= WHAT IS REQUIRED =
The string "Baked" appears in some lines of the entries that follow; copy each such line.
_ _ _ _ _ _ _
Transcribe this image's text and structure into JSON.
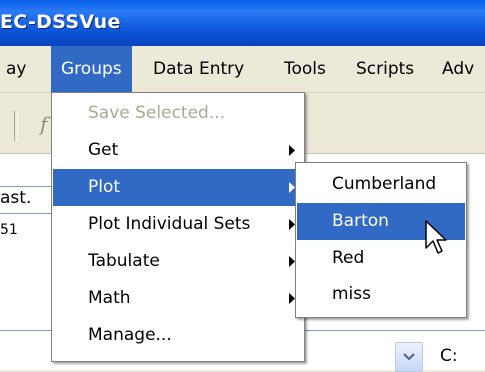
{
  "window": {
    "title": "EC-DSSVue"
  },
  "menubar": {
    "items": [
      {
        "label": "ay"
      },
      {
        "label": "Groups"
      },
      {
        "label": "Data Entry"
      },
      {
        "label": "Tools"
      },
      {
        "label": "Scripts"
      },
      {
        "label": "Adv"
      }
    ]
  },
  "groups_menu": {
    "items": [
      {
        "label": "Save Selected...",
        "enabled": false,
        "submenu": false
      },
      {
        "label": "Get",
        "enabled": true,
        "submenu": true
      },
      {
        "label": "Plot",
        "enabled": true,
        "submenu": true,
        "highlighted": true
      },
      {
        "label": "Plot Individual Sets",
        "enabled": true,
        "submenu": true
      },
      {
        "label": "Tabulate",
        "enabled": true,
        "submenu": true
      },
      {
        "label": "Math",
        "enabled": true,
        "submenu": true
      },
      {
        "label": "Manage...",
        "enabled": true,
        "submenu": false
      }
    ]
  },
  "plot_submenu": {
    "items": [
      {
        "label": "Cumberland"
      },
      {
        "label": "Barton",
        "highlighted": true
      },
      {
        "label": "Red"
      },
      {
        "label": "miss"
      }
    ]
  },
  "background": {
    "field_text": "ast.",
    "value_text": "51",
    "bottom_label": "C:"
  },
  "colors": {
    "titlebar": "#0a5fe8",
    "highlight": "#316ac5",
    "menu_bg": "#ece9d8",
    "disabled_text": "#aca899"
  },
  "icons": {
    "submenu_arrow": "triangle-right-icon",
    "combo_arrow": "chevron-down-icon",
    "cursor": "mouse-pointer-icon"
  }
}
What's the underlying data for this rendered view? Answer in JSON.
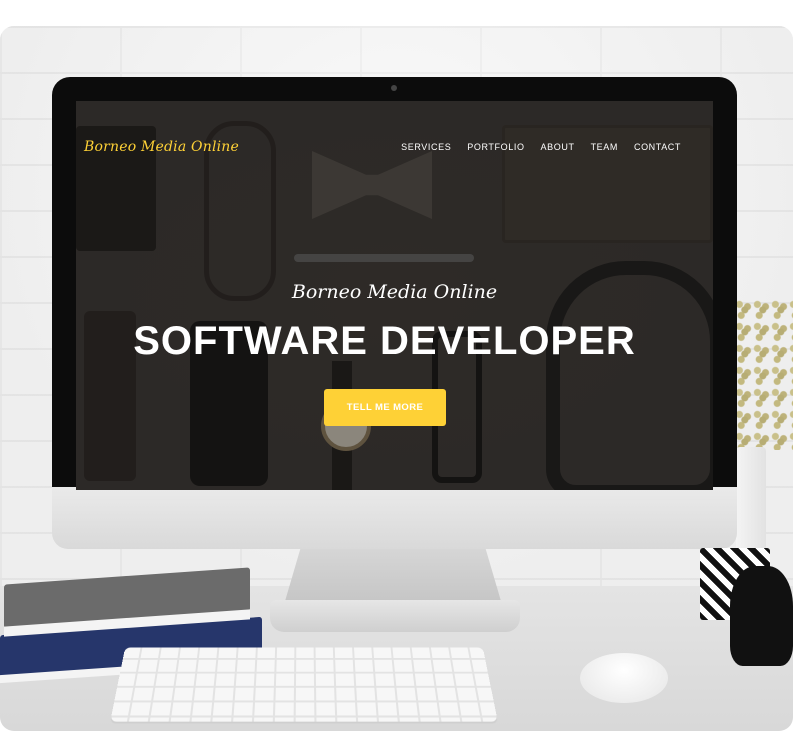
{
  "website": {
    "brand": "Borneo Media Online",
    "nav": {
      "items": [
        {
          "label": "SERVICES"
        },
        {
          "label": "PORTFOLIO"
        },
        {
          "label": "ABOUT"
        },
        {
          "label": "TEAM"
        },
        {
          "label": "CONTACT"
        }
      ]
    },
    "hero": {
      "subtitle": "Borneo Media Online",
      "title": "SOFTWARE DEVELOPER",
      "cta_label": "TELL ME MORE"
    }
  },
  "colors": {
    "accent": "#fed136",
    "nav_text": "#ffffff",
    "hero_background": "#3d3a37"
  },
  "icons": {
    "webcam": "camera-icon"
  }
}
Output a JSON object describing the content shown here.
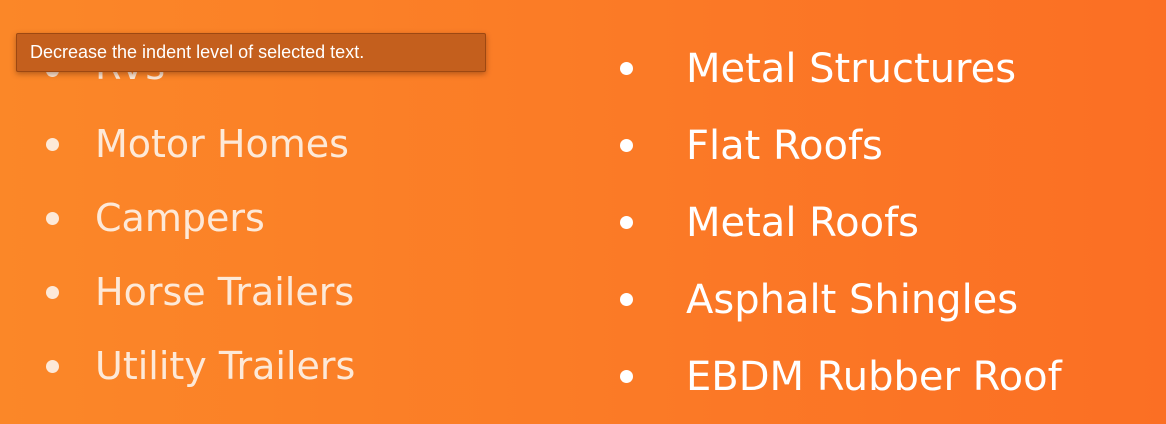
{
  "tooltip": {
    "text": "Decrease the indent level of selected text."
  },
  "lists": {
    "left": {
      "items": [
        {
          "label": "RVs"
        },
        {
          "label": "Motor Homes"
        },
        {
          "label": "Campers"
        },
        {
          "label": "Horse Trailers"
        },
        {
          "label": "Utility Trailers"
        }
      ]
    },
    "right": {
      "items": [
        {
          "label": "Metal Structures"
        },
        {
          "label": "Flat Roofs"
        },
        {
          "label": "Metal Roofs"
        },
        {
          "label": "Asphalt Shingles"
        },
        {
          "label": "EBDM Rubber Roof"
        }
      ]
    }
  },
  "colors": {
    "background_start": "#fb8728",
    "background_end": "#fb6f24",
    "left_text": "#fde9d8",
    "right_text": "#ffffff",
    "tooltip_bg": "#c45f1d"
  }
}
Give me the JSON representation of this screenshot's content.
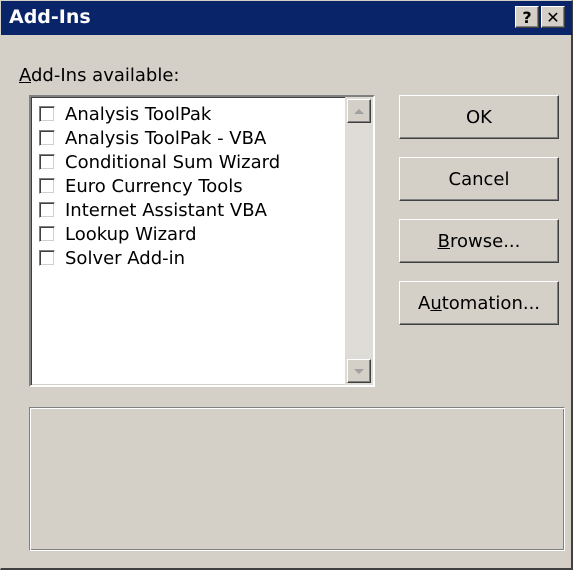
{
  "window": {
    "title": "Add-Ins",
    "help_label": "?",
    "close_label": "✕"
  },
  "addins": {
    "label_mnemonic": "A",
    "label_rest": "dd-Ins available:",
    "items": [
      {
        "label": "Analysis ToolPak",
        "checked": false
      },
      {
        "label": "Analysis ToolPak - VBA",
        "checked": false
      },
      {
        "label": "Conditional Sum Wizard",
        "checked": false
      },
      {
        "label": "Euro Currency Tools",
        "checked": false
      },
      {
        "label": "Internet Assistant VBA",
        "checked": false
      },
      {
        "label": "Lookup Wizard",
        "checked": false
      },
      {
        "label": "Solver Add-in",
        "checked": false
      }
    ]
  },
  "buttons": {
    "ok": "OK",
    "cancel": "Cancel",
    "browse_mnemonic": "B",
    "browse_rest": "rowse...",
    "automation_pre": "A",
    "automation_mnemonic": "u",
    "automation_rest": "tomation..."
  },
  "colors": {
    "titlebar": "#0a246a",
    "face": "#d4d0c8"
  }
}
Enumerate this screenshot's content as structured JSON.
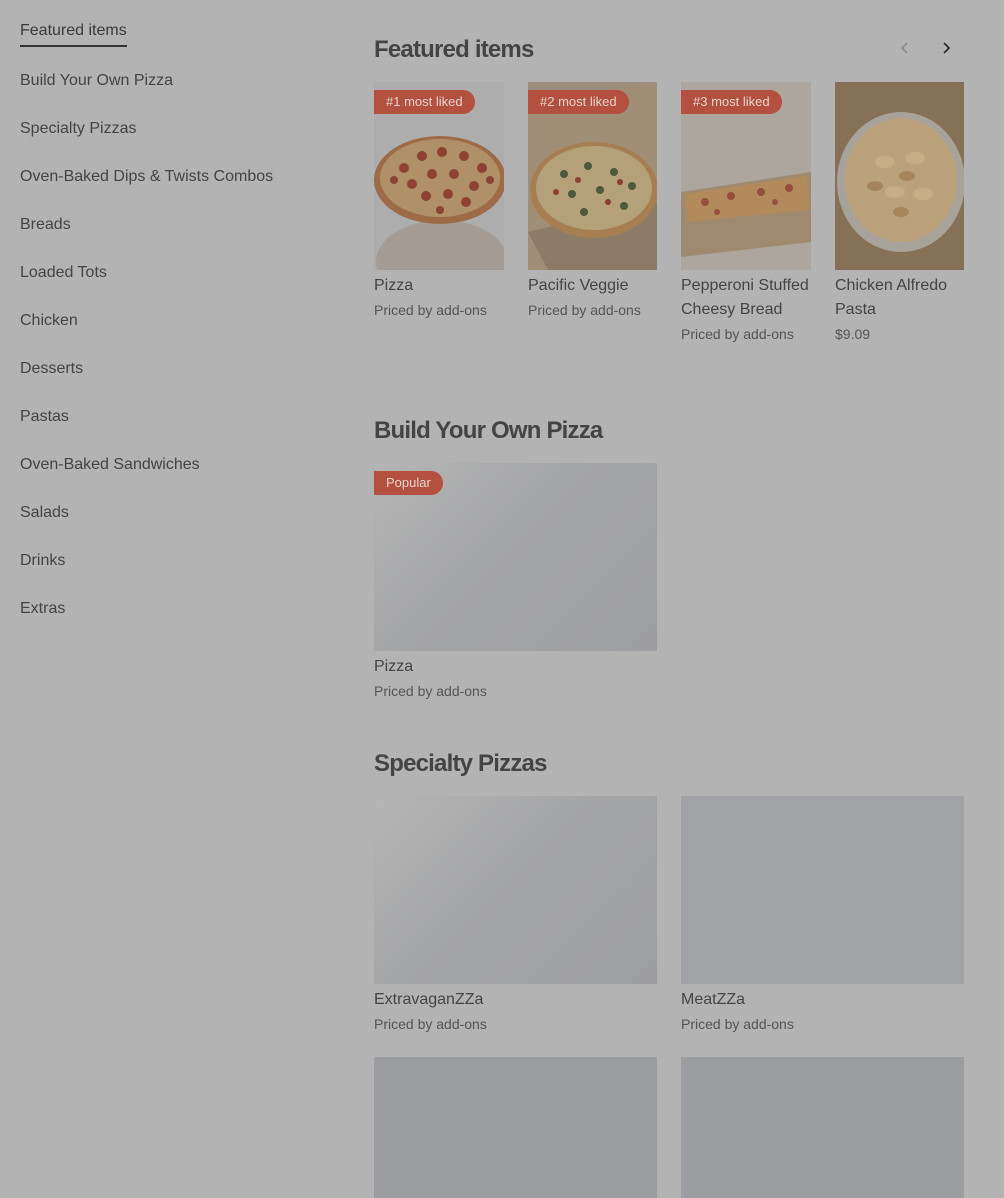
{
  "sidebar": {
    "items": [
      {
        "label": "Featured items"
      },
      {
        "label": "Build Your Own Pizza"
      },
      {
        "label": "Specialty Pizzas"
      },
      {
        "label": "Oven-Baked Dips & Twists Combos"
      },
      {
        "label": "Breads"
      },
      {
        "label": "Loaded Tots"
      },
      {
        "label": "Chicken"
      },
      {
        "label": "Desserts"
      },
      {
        "label": "Pastas"
      },
      {
        "label": "Oven-Baked Sandwiches"
      },
      {
        "label": "Salads"
      },
      {
        "label": "Drinks"
      },
      {
        "label": "Extras"
      }
    ]
  },
  "featured": {
    "title": "Featured items",
    "prev_icon": "chevron-left-icon",
    "next_icon": "chevron-right-icon",
    "items": [
      {
        "badge": "#1 most liked",
        "name": "Pizza",
        "price": "Priced by add-ons"
      },
      {
        "badge": "#2 most liked",
        "name": "Pacific Veggie",
        "price": "Priced by add-ons"
      },
      {
        "badge": "#3 most liked",
        "name": "Pepperoni Stuffed Cheesy Bread",
        "price": "Priced by add-ons"
      },
      {
        "badge": "",
        "name": "Chicken Alfredo Pasta",
        "price": "$9.09"
      }
    ]
  },
  "build_your_own": {
    "title": "Build Your Own Pizza",
    "items": [
      {
        "badge": "Popular",
        "name": "Pizza",
        "price": "Priced by add-ons"
      }
    ]
  },
  "specialty": {
    "title": "Specialty Pizzas",
    "items": [
      {
        "name": "ExtravaganZZa",
        "price": "Priced by add-ons"
      },
      {
        "name": "MeatZZa",
        "price": "Priced by add-ons"
      }
    ]
  },
  "colors": {
    "overlay_bg": "#b3b3b3",
    "badge_bg": "#b3503f",
    "placeholder": "#9fa0a3"
  }
}
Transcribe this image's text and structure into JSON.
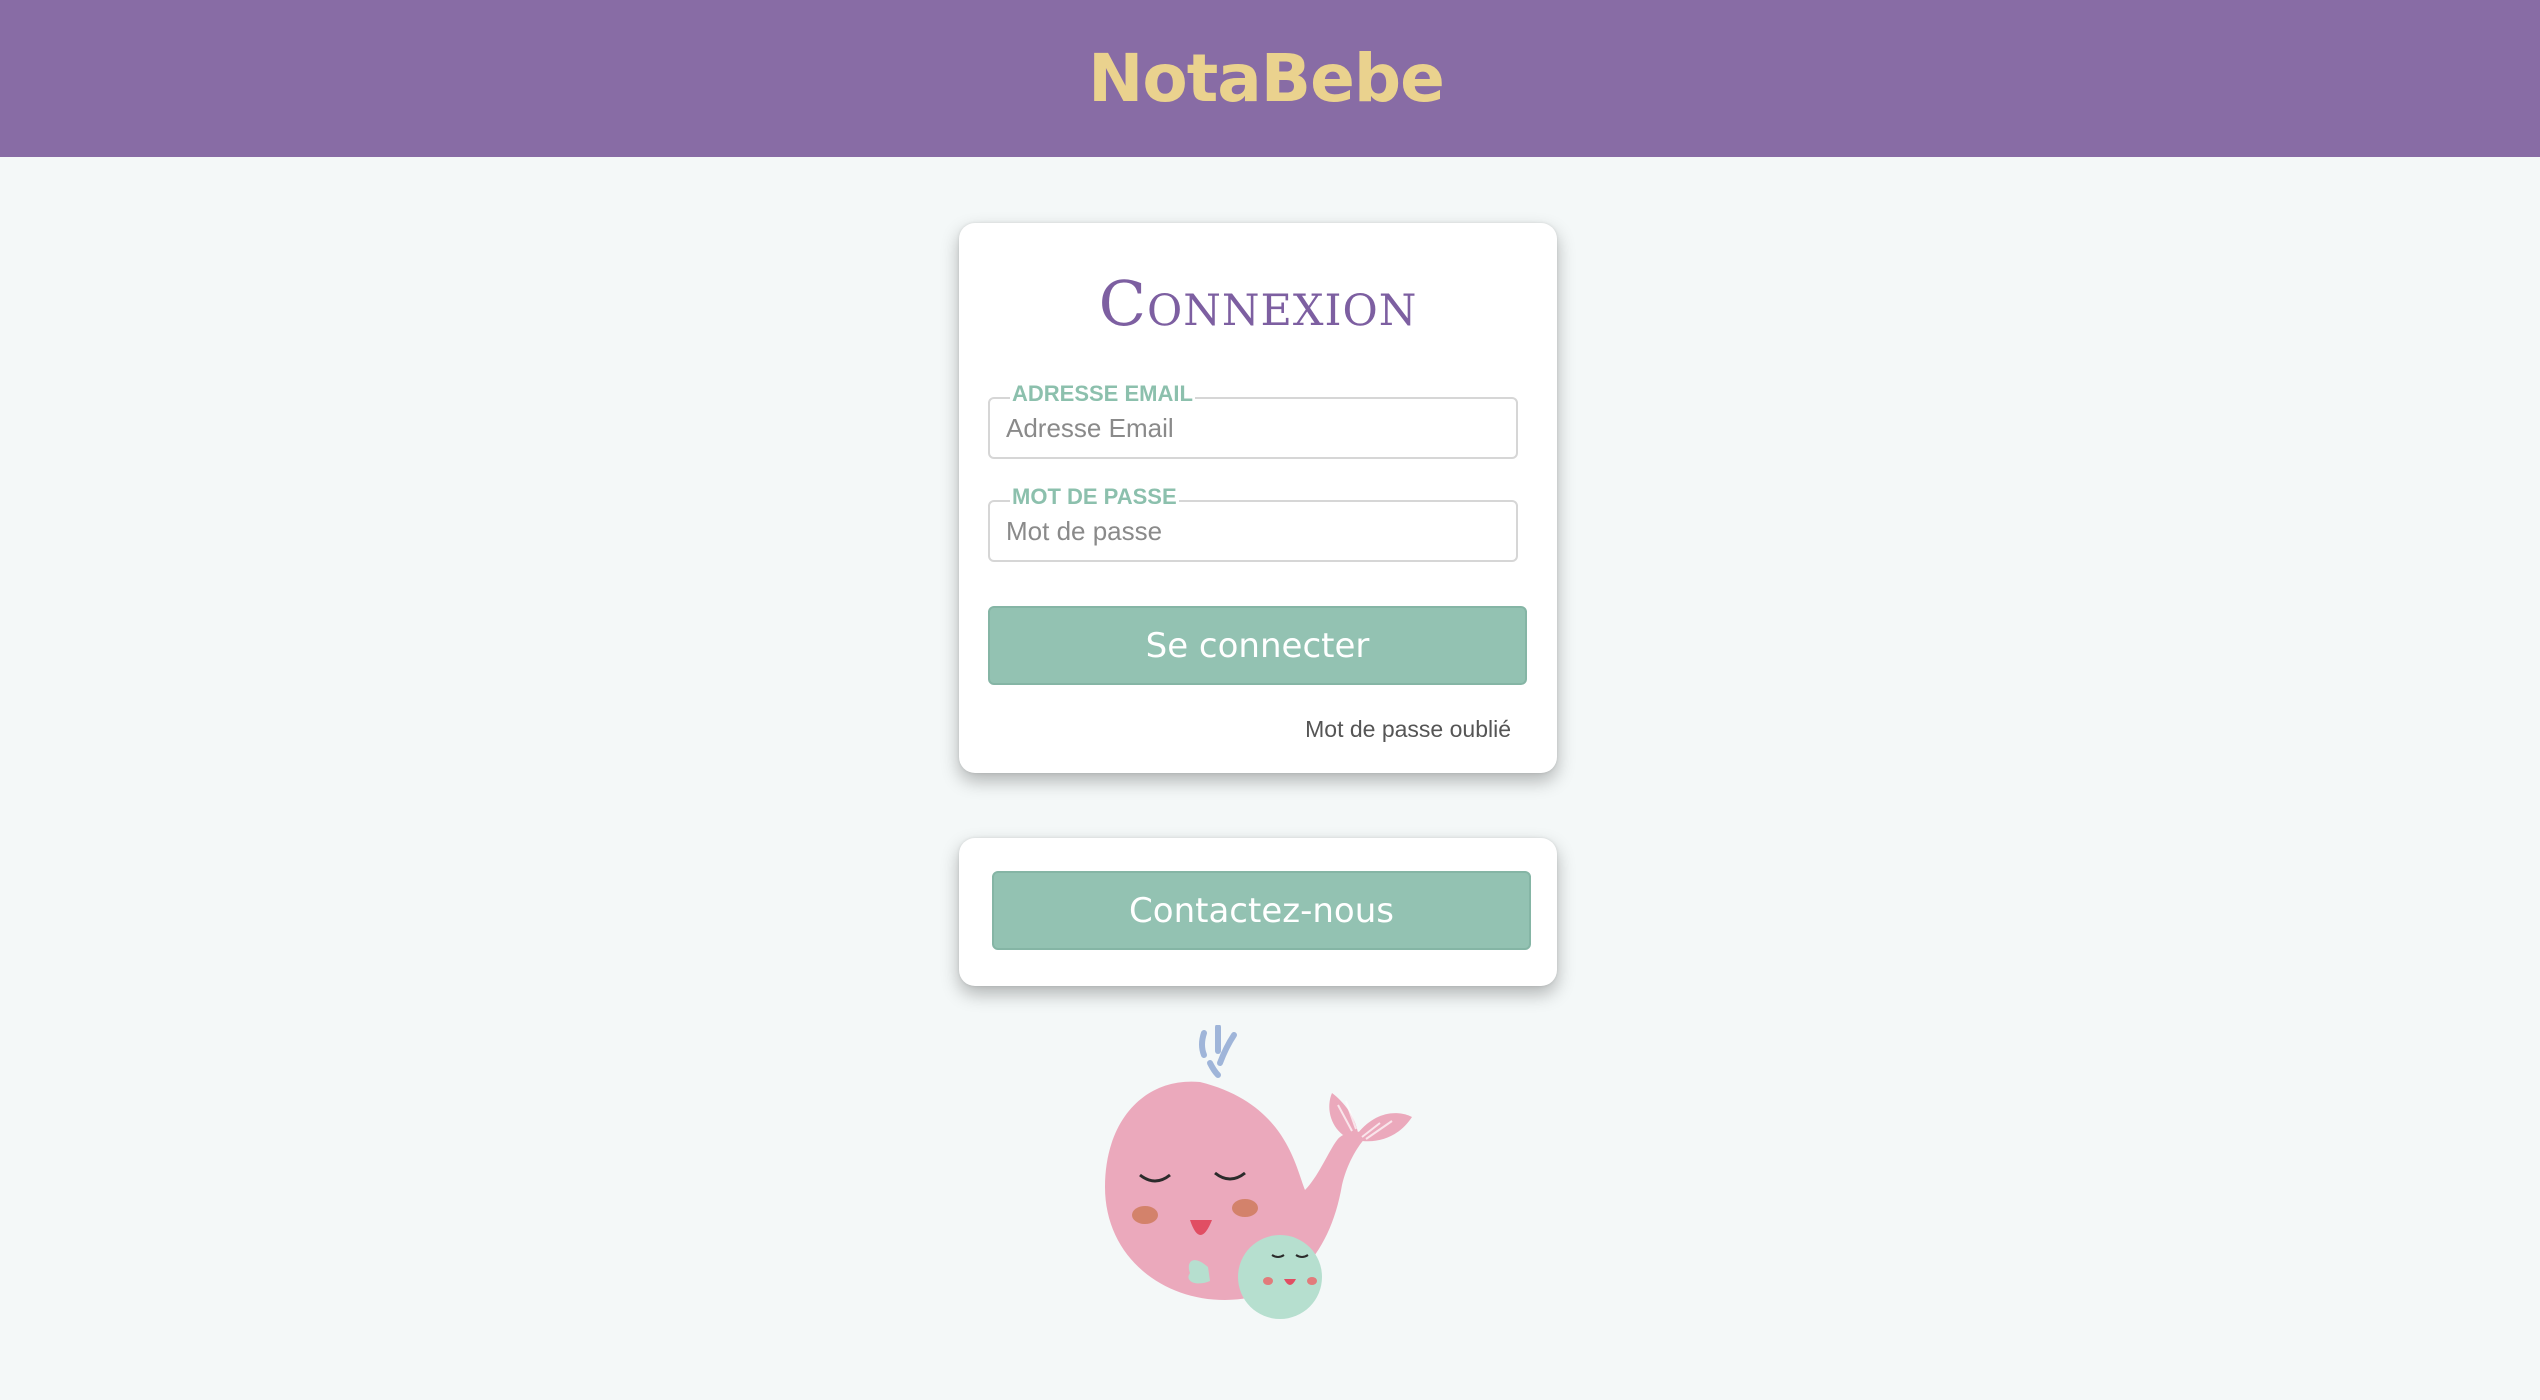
{
  "header": {
    "brand": "NotaBebe"
  },
  "login": {
    "title": "Connexion",
    "email_label": "ADRESSE EMAIL",
    "email_placeholder": "Adresse Email",
    "email_value": "",
    "password_label": "MOT DE PASSE",
    "password_placeholder": "Mot de passe",
    "password_value": "",
    "submit_label": "Se connecter",
    "forgot_label": "Mot de passe oublié"
  },
  "contact": {
    "button_label": "Contactez-nous"
  },
  "illustration": {
    "icon": "whale-mother-baby-icon"
  },
  "colors": {
    "header_bg": "#886ca5",
    "brand": "#ead28e",
    "accent": "#93c2b2",
    "title": "#7d5fa1",
    "page_bg": "#f4f8f8"
  }
}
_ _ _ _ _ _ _
= RESPONSE TO THE EXERCISE =
        "label": "Oven-Baked Dips & Twists Combos"
        "label": "Oven-Baked Sandwiches"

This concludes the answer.